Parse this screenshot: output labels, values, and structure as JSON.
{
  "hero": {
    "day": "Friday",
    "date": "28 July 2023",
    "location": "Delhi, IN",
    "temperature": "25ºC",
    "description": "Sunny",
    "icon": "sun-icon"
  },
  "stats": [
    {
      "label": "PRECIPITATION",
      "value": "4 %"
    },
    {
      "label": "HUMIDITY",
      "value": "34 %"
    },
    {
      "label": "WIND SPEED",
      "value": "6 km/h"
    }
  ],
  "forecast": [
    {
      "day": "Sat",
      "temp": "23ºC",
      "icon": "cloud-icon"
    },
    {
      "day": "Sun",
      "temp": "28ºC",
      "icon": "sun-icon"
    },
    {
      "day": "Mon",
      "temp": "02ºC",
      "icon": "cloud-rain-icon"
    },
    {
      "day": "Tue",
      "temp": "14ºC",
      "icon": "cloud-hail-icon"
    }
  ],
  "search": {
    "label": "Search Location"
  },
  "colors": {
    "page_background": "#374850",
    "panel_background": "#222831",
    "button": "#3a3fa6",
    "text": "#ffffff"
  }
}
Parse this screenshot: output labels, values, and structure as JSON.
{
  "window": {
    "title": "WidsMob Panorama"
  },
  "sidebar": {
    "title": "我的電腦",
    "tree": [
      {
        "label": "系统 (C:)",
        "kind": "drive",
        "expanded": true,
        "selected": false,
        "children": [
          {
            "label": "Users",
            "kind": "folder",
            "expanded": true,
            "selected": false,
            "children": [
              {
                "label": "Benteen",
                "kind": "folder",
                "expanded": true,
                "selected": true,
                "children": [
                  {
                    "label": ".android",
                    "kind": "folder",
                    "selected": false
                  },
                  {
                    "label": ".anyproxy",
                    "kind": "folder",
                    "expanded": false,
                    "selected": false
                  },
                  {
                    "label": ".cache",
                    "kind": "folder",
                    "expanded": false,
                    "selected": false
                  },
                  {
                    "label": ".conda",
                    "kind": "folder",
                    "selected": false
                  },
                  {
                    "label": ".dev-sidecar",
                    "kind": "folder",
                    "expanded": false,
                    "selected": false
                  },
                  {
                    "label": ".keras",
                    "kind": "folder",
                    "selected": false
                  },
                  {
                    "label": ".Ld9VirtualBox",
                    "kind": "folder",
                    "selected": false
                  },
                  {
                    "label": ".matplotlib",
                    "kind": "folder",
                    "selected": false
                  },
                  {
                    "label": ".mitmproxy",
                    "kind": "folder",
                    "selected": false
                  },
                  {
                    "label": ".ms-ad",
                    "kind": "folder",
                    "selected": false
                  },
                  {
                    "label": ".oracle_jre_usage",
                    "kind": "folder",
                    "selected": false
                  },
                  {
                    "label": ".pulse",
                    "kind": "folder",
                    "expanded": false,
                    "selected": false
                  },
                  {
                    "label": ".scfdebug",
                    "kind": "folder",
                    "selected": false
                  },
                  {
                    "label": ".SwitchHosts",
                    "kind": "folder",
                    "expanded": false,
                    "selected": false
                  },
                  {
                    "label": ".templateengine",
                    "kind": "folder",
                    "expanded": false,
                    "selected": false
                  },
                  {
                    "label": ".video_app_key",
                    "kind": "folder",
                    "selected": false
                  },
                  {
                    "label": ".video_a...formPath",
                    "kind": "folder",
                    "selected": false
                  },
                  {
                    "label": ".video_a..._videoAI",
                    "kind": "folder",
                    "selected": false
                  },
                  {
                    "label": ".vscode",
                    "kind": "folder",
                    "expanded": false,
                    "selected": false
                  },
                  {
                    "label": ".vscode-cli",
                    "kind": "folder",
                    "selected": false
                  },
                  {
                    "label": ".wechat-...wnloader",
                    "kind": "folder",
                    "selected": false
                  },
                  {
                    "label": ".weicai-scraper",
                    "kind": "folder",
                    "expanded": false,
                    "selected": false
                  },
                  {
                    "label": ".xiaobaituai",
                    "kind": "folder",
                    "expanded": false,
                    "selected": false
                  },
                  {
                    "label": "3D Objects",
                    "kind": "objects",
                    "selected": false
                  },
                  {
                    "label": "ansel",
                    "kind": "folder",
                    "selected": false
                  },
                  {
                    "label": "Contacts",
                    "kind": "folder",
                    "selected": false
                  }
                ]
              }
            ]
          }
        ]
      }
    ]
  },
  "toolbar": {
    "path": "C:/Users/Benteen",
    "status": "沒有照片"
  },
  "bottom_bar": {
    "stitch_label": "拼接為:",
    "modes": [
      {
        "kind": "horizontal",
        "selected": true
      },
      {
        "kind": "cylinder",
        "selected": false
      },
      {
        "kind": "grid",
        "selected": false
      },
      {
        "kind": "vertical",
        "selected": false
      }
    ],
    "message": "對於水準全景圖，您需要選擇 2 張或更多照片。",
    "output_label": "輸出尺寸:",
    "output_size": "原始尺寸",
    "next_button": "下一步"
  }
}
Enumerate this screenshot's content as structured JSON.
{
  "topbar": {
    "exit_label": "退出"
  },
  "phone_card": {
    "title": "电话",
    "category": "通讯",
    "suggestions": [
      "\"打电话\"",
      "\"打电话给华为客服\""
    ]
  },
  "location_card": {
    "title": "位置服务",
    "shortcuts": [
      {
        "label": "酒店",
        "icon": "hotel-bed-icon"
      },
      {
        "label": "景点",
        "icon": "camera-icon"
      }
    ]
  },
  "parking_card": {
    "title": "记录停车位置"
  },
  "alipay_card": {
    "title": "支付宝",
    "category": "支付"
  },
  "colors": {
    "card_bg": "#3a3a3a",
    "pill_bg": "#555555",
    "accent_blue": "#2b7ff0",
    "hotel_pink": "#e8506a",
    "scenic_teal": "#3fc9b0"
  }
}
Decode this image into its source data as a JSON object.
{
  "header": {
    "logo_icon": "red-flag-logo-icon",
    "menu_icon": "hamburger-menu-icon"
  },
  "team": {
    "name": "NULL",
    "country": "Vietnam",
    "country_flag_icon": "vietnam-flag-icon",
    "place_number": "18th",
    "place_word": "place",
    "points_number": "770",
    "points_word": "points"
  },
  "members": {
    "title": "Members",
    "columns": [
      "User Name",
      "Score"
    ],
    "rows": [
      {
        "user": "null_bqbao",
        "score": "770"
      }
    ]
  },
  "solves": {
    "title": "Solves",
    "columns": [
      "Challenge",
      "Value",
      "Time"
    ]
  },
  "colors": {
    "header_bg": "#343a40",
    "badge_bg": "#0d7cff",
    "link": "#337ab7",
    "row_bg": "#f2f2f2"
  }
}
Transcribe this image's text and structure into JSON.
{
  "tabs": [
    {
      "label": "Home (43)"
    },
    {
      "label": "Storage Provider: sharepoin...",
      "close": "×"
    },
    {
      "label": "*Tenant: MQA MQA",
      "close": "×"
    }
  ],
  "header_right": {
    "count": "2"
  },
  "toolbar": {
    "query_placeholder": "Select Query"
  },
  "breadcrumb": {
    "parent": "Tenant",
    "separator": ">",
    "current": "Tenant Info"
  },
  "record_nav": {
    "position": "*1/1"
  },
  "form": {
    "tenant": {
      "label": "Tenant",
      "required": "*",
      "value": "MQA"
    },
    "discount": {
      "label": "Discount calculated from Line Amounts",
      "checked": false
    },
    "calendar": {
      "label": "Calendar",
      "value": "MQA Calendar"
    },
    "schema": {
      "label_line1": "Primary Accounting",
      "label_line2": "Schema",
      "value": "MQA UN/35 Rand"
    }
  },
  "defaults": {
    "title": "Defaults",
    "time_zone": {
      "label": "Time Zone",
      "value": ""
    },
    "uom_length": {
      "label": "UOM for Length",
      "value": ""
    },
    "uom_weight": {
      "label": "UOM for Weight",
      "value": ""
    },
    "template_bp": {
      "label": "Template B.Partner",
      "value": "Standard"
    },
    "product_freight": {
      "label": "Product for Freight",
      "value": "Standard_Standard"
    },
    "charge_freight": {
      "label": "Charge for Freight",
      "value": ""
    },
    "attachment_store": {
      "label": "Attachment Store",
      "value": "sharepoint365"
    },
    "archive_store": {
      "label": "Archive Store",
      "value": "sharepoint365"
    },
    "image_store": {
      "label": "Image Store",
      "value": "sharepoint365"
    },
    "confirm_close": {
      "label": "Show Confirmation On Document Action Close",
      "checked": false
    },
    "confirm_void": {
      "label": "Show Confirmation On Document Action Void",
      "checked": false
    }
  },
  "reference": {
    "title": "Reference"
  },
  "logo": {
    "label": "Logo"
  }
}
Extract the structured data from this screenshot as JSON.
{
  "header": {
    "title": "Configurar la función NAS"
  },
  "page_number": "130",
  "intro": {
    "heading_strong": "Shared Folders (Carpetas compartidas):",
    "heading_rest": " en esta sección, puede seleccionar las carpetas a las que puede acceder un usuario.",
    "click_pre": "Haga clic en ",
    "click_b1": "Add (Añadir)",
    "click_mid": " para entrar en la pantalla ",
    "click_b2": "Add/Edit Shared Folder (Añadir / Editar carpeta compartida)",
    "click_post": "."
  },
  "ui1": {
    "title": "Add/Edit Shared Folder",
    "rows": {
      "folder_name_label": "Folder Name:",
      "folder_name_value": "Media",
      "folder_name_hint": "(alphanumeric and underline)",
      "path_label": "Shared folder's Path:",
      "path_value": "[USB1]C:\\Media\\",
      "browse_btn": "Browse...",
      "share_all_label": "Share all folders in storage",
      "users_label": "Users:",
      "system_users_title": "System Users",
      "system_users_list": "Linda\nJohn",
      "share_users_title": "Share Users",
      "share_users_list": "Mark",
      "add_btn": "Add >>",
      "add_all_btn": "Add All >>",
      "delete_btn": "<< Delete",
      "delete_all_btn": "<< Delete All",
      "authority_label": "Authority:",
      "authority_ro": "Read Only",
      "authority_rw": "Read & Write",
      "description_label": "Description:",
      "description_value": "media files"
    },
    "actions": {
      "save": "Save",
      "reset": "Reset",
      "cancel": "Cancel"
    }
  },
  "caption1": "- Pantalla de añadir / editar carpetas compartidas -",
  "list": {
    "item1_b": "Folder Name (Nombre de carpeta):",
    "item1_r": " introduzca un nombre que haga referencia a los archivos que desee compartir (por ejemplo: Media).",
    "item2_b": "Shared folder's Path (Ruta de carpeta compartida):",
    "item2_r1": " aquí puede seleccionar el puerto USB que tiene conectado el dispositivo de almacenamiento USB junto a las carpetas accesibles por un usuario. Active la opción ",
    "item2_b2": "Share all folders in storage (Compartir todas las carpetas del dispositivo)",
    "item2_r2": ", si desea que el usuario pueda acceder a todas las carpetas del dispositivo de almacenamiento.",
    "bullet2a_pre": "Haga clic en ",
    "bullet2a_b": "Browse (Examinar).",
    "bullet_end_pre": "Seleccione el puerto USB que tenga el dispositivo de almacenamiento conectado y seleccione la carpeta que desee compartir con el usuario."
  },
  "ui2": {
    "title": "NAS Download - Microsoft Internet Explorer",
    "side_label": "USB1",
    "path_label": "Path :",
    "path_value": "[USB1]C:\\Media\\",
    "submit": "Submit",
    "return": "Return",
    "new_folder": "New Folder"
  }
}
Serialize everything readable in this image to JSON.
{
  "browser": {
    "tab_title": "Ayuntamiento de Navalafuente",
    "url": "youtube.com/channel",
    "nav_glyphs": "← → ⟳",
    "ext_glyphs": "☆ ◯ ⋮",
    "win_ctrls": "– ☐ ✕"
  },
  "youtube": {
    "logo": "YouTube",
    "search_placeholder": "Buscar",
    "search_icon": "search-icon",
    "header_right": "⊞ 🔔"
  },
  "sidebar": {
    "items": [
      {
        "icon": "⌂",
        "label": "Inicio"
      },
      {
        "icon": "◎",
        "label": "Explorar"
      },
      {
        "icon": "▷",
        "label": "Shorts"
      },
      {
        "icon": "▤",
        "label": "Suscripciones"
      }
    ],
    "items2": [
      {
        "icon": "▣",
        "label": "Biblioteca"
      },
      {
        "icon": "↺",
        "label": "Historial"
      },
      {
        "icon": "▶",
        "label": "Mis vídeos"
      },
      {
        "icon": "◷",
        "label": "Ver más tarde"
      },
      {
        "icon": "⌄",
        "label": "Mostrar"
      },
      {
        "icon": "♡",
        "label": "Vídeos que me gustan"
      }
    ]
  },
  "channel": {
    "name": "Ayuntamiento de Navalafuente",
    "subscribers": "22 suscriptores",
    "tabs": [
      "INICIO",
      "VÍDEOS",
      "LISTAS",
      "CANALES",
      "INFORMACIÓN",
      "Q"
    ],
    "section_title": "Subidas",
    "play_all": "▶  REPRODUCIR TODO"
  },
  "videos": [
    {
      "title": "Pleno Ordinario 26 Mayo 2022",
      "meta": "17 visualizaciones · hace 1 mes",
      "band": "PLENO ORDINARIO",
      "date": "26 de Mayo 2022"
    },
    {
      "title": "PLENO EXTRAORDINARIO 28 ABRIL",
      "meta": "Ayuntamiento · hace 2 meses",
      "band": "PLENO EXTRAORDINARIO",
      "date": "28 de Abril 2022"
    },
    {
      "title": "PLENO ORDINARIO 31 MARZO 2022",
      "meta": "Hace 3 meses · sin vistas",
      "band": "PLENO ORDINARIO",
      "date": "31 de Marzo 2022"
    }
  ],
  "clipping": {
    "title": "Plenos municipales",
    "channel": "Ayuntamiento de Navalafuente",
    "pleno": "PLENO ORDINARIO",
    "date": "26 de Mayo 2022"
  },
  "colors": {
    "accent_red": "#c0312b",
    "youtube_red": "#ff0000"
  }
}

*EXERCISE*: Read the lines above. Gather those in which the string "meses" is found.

*ANSWER TO THE EXERCISE*:
      "meta": "Ayuntamiento · hace 2 meses",
      "meta": "Hace 3 meses · sin vistas",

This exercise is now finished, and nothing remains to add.